“Tempest” is a 14-minute country-flavoured, sea shanty in 3/4 time. It’s the story of RMS Titanic rendered as a traditional folk-song full of rhyming couplets naming some of those on board: crew and first-class passengers alike. As tragic as the story is, it waxes poetic in Dylan’s unadorned delivery, one of the best songs in his canon, albeit inspired by the recent glut of movies and TV dramas this past year. While talking of the survivors, he eloquently states, “They waited at the landing and they tried to understand/But there is no understanding of the judgement of God’s hand.”
The album closes with “Roll On John,” a ballad about John Lennon that is full of quotations from his music assembled by Dylan in a sweet and, surprisingly cliché-free lyric. But it’s still a little contrived because of the obvious lyrical references, which include quotes from William Blake. While sung in a heartfelt way, it’s the least successful song on the album.

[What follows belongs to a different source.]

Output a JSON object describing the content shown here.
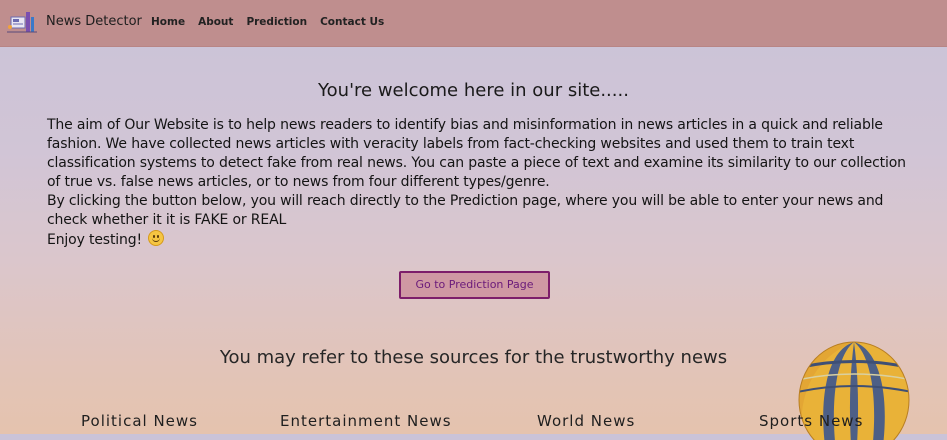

Tempest is Bob Dylan’s 35th release issued 50 years after his debut, in February 1962. In the book Bob Dylan: The Illustrated Record (Harmony 1978), author Alan Rinzler says of that debut, “We see and hear what the album notes describe as ‘a major new figure in American folk music.’ That’s the act, that’s what Dylan chose to show us first time out…but most of all this album reveals what an actor Dylan has become. Each song on this record is a theatrical performance… he was an actor, taking the mantle, assuming the role, playing the part…he knew it and we knew it.” No less can be said about the mature artist on this album.
Still, the blogsphere is drawing comparisons to William Shakespeare’s last play, The Tempest, a richly filled play, with hints of everything he wrote before it. Some critics have also suggested that Dylan’s Tempest could be his last album. For me, as musically rich and lyrically strong as this CD is, the suggestion of retirement would be premature. As Dylan himself has said, “I’m a firm believer in the longer you live, the better you get.” You get no argument from me.